In Wireshark, look at the frames that use the ARP protocol. One of the first things you will notice is the message listed in the info section of the packet. It says, “Who has 192.168.0.2 Tell 192.168.0.100” in the image below. Your packets will use somewhat different numbers because your addresses will be different, or because you might be looking at an ARP packet sent by one of your classmates. What the packet is doing is sending a broadcast message, a message addressed to everyone, asking if anyone knows the MAC address of the machine with the IP address listed.

 

 

 

 

 

 

Next, look at the Responding ARP packet…

 

 

 

 

Notice the senders address. The owner of the IP address responded. Also notice the Target MAC address.  In the Request Packet the Target MAC Address was listed as zeros. In the response the target MAC address was listed as the MAC requested in the Request packet, which in this particular packet is the same as the senders packet. 

 

Answer the Following Questions (Question Set 2)

 

7.             What are the hexadecimal values for the source and destination addresses in the Ethernet frame               containing the ARP request message? What is the Target MAC address? What is the significance of               this MAC address?

 

8.             Give the hexadecimal value for the two-byte Ethernet Frame type field. 

 

 

9.             Download the ARP specification from ftp://ftp.rfc-editor.org/in-notes/std/std37.txt. A readable,               detailed discussion of ARP is also at http://en.wikipedia.org/wiki/Address_Resolution_Protocol

a.                   How many bytes from the very beginning of the Ethernet frame does the ARP opcode field               begin?

b.                   What is the value of the opcode field within the ARP-payload part of the Ethernet frame in               which an ARP request is made?

c.                    Does the ARP message contain the IP address of the sender?

d.                   Where in the ARP request does the “question” appear – the Ethernet address of the               machine whose corresponding IP address is being queried?

 

10.        Now find the ARP reply that was sent in response to the ARP request.

a.                   How many bytes from the very beginning of the Ethernet frame does the ARP opcode field               begin?

b.                   What is the value of the opcode field within the ARP-payload part of the Ethernet frame in               which an ARP response is made?

c.                    Where in the ARP message does the “answer” to the earlier ARP request appear – the IP               address of the machine having the Ethernet address whose corresponding IP address is               being queried?

 

11.        What are the hexadecimal values for the source and destination addresses in the Ethernet frame               containing the ARP reply message?

 

 

Int e r e s t i ng L i n ks:

 

http://www.youtube.com/watch?v=1ujt0lSs - QY&feature=related Address resolution

 

http://www.youtube.com/watch?v=9z8i9SQr_s8 ARP poisoning

 

http://www.hackinthebox.org/modules.php?op=modload&name=News&file=article&si

d=12868&mode=thread&order=0&thold=0 Guide to ARP Spoofing

 

https://tools.ietf.org/html/rfc826 ARP rfc

 

 

 

 

 

 

 

 

 

 

 

 

Wireshark ARP Report

Note: This is an individual lab assignment.
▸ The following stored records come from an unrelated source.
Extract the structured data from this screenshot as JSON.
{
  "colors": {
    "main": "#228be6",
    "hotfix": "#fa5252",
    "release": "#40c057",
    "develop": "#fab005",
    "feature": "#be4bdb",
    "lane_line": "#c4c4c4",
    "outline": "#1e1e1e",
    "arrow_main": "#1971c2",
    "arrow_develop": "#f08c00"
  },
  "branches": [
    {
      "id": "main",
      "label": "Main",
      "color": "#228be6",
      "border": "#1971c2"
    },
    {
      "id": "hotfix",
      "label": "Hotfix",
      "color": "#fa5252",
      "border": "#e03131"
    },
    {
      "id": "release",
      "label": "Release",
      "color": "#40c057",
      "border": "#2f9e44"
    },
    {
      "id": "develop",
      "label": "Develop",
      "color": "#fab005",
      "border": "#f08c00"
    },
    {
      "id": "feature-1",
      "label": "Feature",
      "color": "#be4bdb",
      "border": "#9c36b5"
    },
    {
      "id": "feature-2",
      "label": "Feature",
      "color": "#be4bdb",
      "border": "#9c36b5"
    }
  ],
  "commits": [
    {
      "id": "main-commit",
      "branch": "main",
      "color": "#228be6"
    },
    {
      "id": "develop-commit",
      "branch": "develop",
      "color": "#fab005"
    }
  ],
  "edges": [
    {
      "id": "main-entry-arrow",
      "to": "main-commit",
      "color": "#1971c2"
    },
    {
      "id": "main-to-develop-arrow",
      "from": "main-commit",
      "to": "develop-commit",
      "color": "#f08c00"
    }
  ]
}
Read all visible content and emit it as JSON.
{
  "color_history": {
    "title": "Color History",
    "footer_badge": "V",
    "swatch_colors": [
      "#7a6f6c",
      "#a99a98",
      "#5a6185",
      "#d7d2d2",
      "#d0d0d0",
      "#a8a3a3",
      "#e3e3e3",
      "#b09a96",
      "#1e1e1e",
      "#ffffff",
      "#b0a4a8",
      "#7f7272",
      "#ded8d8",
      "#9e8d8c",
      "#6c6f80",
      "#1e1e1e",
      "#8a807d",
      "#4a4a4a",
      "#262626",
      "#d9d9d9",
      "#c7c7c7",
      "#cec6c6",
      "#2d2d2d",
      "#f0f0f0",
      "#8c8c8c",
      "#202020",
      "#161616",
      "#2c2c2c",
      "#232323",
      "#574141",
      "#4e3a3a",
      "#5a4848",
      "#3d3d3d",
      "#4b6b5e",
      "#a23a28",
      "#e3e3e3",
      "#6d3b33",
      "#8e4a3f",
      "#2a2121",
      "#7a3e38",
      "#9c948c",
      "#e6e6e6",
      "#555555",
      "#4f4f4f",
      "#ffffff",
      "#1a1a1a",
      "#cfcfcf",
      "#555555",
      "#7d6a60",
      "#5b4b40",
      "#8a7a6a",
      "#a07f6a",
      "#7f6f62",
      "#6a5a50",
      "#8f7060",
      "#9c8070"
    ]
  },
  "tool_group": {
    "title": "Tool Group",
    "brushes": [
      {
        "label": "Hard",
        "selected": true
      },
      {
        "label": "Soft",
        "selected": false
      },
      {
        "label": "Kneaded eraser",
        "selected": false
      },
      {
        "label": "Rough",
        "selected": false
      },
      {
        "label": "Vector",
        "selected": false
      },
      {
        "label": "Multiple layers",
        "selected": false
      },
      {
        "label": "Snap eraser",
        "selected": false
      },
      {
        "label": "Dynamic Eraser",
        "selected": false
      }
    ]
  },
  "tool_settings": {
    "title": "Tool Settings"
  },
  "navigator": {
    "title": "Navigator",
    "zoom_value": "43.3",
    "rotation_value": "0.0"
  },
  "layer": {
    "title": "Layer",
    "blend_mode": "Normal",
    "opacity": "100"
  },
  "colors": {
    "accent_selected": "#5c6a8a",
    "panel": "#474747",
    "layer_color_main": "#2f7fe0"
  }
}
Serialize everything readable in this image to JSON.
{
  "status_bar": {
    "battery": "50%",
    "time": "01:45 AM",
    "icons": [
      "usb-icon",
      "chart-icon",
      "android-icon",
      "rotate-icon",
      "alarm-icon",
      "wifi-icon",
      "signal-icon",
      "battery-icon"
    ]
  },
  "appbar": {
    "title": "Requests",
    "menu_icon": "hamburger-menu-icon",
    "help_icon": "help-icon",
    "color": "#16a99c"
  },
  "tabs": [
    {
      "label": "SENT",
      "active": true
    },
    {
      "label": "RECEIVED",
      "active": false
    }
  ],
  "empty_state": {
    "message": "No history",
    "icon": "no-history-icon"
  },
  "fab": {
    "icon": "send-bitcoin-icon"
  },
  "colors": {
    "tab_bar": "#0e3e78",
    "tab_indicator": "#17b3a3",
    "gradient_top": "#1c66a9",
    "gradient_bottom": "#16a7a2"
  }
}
Each student needs work on and submit his/her report independently.

 

Clearly state your results of this project. You are expected to hand in a report in the following format:

          A cover page (including Lab title) with your name and Penn State email address.

          A table of contents with page numbers.

          Number pages. Font size 12, single column.

          Save the Microsoft Word document with your name in the title. Upload the document into the appropriate Canvas dropbox.

 

The report should have the following sections. Each section should cover all the topics described below. Take screenshots if it is necessary.

 

Section I (40 pts): Question Set 1

You should have the following parts:

1.       Include a screenshot of the HTTP GET message and the first HTTP response message.

2.       Answer questions 1 -6. Annotate the screenshots to explain your answers.

 

Section II (60 pts): Question Set 2

1.       Include a screenshot of the ARP request message and the ARP reply message.

2.       Answer questions 7 -11. Annotate the screenshots to explain your answers.